Uses of Basil Seeds
If you already have favorite recipes with chia seeds, you can also prepare them with basil seeds, e.g. B. Chia pudding. The thickening properties are very similar and the taste of basil seeds is – in contrast to the basil leaves – rather neutral with a nutty-pithy aroma so that the seeds can be eaten with sweet and savory dishes.
Basil seeds soak up the water a little faster than chia seeds and soften in just a few minutes, which can take up to an hour for chia seeds. However, it makes sense to leave the basil seeds in the water for at least 30 minutes to a couple of hours. The germination process then begins to break down any substances that inhibit digestion so that the seeds are then very well tolerated.
The basil seeds can then be used as follows:
- You can add them to drinks such as fruit juices, coconut milk, or teas.
- You can mix them in smoothies.
- They can be sprinkled over salads as a topping.
- You can add them to sauces or vegan cheese recipes, so add them anywhere a creamy/thicker consistency is needed.
- The seeds can be added to desserts that are formulated with tapioca or other thickening agents. There they replace the original thickeners. To obtain a pudding-like consistency, add 1 tablespoon of basil seeds for every 100 ml of liquid. If you prefer a shake, you can use fewer seeds or more liquid.

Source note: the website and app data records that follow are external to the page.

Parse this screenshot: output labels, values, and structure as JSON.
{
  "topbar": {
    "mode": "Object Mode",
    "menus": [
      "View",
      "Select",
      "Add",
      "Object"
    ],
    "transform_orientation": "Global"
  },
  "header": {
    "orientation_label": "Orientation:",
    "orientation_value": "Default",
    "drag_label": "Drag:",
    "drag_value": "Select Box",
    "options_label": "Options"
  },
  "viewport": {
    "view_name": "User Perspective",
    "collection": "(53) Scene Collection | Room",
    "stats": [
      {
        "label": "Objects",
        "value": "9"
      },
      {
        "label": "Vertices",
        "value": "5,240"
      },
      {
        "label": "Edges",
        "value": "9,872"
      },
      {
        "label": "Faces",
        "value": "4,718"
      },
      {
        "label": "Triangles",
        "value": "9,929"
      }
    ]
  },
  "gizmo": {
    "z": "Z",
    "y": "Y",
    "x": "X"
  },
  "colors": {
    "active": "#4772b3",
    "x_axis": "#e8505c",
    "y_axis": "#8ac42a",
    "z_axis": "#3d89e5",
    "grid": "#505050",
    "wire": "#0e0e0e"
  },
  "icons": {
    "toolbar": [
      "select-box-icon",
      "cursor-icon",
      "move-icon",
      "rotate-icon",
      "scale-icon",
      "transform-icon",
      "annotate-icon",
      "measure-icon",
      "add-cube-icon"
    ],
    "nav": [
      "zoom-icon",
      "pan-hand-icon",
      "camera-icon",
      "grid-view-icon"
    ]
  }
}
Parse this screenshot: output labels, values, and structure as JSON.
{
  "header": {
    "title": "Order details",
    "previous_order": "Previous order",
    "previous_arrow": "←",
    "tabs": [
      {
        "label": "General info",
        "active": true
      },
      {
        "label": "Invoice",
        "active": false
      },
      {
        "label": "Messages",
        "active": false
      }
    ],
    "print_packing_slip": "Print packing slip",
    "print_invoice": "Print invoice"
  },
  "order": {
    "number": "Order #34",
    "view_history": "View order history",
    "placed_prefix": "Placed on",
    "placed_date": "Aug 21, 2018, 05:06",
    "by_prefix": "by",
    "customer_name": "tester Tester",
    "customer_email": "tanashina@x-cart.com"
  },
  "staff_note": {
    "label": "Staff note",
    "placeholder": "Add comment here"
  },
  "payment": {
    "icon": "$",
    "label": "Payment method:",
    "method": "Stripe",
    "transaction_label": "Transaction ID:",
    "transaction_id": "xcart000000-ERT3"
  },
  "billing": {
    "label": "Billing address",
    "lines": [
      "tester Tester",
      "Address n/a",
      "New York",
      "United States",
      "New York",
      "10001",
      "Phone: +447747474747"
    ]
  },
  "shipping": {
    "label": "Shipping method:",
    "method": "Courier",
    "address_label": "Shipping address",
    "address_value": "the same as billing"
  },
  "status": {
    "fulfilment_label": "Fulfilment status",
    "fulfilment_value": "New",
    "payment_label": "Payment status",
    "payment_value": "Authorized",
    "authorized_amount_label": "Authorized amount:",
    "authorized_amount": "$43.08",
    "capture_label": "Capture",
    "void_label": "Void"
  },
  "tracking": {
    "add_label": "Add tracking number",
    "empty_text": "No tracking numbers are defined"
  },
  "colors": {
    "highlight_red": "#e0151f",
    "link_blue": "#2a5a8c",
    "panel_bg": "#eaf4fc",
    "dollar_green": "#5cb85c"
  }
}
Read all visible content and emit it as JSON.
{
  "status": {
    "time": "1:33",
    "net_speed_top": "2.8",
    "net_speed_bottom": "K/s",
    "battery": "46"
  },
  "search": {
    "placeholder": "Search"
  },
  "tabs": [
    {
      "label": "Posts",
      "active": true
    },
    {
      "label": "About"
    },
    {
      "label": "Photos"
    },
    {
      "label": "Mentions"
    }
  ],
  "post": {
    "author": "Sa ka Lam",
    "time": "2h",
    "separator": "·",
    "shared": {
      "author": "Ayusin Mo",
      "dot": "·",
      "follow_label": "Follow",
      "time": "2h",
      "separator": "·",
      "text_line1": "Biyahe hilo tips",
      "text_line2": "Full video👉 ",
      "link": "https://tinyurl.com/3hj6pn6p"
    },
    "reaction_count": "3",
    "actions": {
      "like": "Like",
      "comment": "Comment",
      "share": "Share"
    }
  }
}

- You can also mix them in yogurt or quark and of course in muesli.
- Since the seeds are germinable, you can easily sow them and grow basil plants from them.
Always take basil seeds with plenty of water
Basil seeds should not be eaten without being soaked, as they absorb a lot of liquid in the body and can stick there. If you want to eat basil seeds without soaking them, you should drink plenty of water, a large glass (250 ml) per teaspoon of seeds.
In the beginning, you should start with small amounts of basil seeds so that your body can get used to the new food and the fiber.
Who shouldn’t eat basil seeds
Small children or people with swallowing difficulties should avoid eating foods with whole basil seeds. Just as with flea seeds, chia seeds, or flaxseeds, it also applies here that sensitive people can have problems if the seeds clump together.
Some sources claim that basil seeds have a blood-thinning effect. Anyone who takes the appropriate medication should therefore keep an eye on their blood coagulation in order to avoid blood that is “too thin”, which must be considered in particular before operations. However, it is not known whether this effect actually occurs to a noticeable extent.
Where to buy basil seeds
Basil seeds are available in organic quality in organic shops, health food stores, and in the relevant online trade. They are also available in Asian shops, but rarely in organic quality. In terms of price, they are well above chia seeds, but can definitely be used from time to time and thus bring variety to the kitchen.
Be sure to buy the seeds of the regular basil: Ocimum basilicum and not those of other varieties. The seeds should be suitable for direct consumption. Because seeds for sowing could be treated. Therefore, buy the seeds in the grocery store and not in the garden center.
Basil Seed Lemon Ginger Drink
A very simple recipe that allows you to enjoy basil seeds without any effort is the following drink:
- 200 ml cold water
- 2 tbsp freshly squeezed lemon juice
- 2 tbsp basil seeds
- Wafer-thin slices of ginger to taste
- 2 tsp yacon syrup (or another sweetener of your choice)
Soak the seeds in the water for 30 minutes. Now add the lemon juice and the ginger slices, sweeten as desired, and stir well. Then drink a glass of water afterward. The cooling effect of the swollen seeds makes them a very pleasant and refreshing ingredient, especially in all kinds of summer drinks.